A team of researchers led by the University of Maryland, School of Public Health’s Dr. Mona Mittal, conducted an integrated HIV risk reduction intervention for a racially diverse group of economically-disadvantaged women with histories of intimate partner violence (IPV). This intervention resulted in a decrease in unprotected sex and an increase in safer sex communication among its participants. It is one of the few interventions to address the association between gender-based violence and risk of HIV acquisition among women.
The pilot study was led by Dr. Mona Mittal, assistant professor in the department of family science in the University of Maryland School of Public Health, and Dr. Michael Carey, director of the Centers for Behavioral and Preventive Medicine at the Miriam Hospital in Providence, RI.
“Although research has established a strong link between ‘intimate partner violence,’ or IPV, and subsequent HIV infection, there are few empirically-supported interventions that address the unique needs of women who experience IPV and who are at increased risk for contracting HIV,” wrote Dr. Mona Mittal Mittal in her research paper “An Integrated HIV Risk Reduction Intervention for Women with a History of Intimate Partner Violence: Pilot Test Results,” which was published in AIDS and Behavior.

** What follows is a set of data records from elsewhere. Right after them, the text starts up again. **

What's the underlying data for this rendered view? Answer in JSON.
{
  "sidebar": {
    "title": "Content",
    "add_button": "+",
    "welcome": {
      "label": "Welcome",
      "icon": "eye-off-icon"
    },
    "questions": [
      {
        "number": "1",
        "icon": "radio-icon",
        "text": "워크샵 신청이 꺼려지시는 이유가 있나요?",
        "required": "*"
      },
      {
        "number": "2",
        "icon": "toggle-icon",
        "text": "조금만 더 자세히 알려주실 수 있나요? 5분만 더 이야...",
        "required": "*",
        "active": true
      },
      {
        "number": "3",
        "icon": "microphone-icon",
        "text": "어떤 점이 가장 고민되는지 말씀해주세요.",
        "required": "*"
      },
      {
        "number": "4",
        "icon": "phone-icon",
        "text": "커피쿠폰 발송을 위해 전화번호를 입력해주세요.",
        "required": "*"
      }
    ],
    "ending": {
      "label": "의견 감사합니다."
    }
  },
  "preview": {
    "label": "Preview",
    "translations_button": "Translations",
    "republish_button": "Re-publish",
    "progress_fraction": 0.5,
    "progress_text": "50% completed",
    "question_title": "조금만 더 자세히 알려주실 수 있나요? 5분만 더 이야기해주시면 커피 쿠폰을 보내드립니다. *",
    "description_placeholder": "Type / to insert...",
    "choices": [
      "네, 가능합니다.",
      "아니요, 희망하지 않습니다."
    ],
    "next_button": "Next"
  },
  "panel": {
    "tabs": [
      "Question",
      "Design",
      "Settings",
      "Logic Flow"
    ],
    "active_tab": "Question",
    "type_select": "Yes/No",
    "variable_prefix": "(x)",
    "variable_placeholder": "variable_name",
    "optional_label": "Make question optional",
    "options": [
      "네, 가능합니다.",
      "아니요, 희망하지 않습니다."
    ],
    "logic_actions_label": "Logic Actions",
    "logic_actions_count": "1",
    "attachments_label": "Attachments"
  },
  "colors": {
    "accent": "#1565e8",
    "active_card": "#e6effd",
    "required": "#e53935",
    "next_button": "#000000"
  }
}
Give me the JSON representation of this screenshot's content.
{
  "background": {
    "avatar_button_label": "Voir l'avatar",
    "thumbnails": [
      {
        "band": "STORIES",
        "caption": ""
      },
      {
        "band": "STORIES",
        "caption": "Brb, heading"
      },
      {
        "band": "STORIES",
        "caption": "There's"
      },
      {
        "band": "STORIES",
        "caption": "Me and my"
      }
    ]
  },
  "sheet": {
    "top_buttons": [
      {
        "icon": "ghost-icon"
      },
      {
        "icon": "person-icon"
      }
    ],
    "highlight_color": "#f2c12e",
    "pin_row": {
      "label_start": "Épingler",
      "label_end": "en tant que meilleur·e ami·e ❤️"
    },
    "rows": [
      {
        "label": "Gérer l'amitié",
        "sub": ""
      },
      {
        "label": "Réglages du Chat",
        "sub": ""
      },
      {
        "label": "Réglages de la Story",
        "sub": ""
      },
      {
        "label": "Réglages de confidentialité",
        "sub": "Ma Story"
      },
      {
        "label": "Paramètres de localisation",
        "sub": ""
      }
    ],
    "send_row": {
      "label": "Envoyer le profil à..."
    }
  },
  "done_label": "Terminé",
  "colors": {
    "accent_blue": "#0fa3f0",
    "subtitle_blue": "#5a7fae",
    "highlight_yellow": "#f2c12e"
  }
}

Abused women may be coerced to have unprotected sex or experience fear of violent consequences when negotiating condom use, Dr. Mittal explains. They may also be involved in high-risk sexual behavior, having sex with multiple partners or high-risk individuals, such as injection drug users. Studies also show that women who experience IPV suffer from mental health issues such as depression, PTSD, anxiety and low self-esteem.
Men who engage in abusive behavior are also more likely to engage in high-risk sexual behavior and use condoms infrequently, according to studies by Columbia University researcher, Dr. Nabila El-Bassel.
Dr. Mittal’s research group recruited 55 women who were divided into intervention and control groups. Twenty-seven women received the supporting positive and healthy relationships (SUPPORT) intervention, which consisted of eight weekly sessions that included information about STDs and HIV infection, techniques for deconstructing unhealthy relationships and understanding the link between IPV and STD/HIV infection.
The other 28 women included in the study were placed in a control group that received counseling support related to the abuse cycle, the impact of abuse on children, self-esteem and personal rights, among other topics. The control group intervention, which was organized by a domestic violence agency, focused primarily on IPV and its impact on women’s lives — less on preventing HIV and STD transmission.
Compared to the control group, the SUPPORT group reported four times the number of safer sex conversations, Dr. Mittal noted. The SUPPORT participants also demonstrated improvements in STD knowledge, self-efficacy and condom-negotiating skills. While both groups experienced a reduction in experiences of battering, the SUPPORT group experienced a significant decline in both physical and emotional intimate partner violence.
“What makes this intervention unique is that we recruited women who might currently be in abusive relationships or as recent as the last three months. It is more challenging to work with women with recent experiences of IPV compared to lifetime experiences of IPV,” Dr. Mittal said.
Dr. Mittal hopes to lead a larger trial that will expand on the findings from the pilot study.
“An Integrated HIV Risk Reduction Intervention for Women with a History of Intimate Partner Violence: Pilot Test Results” was published in Aids and Behavior in May.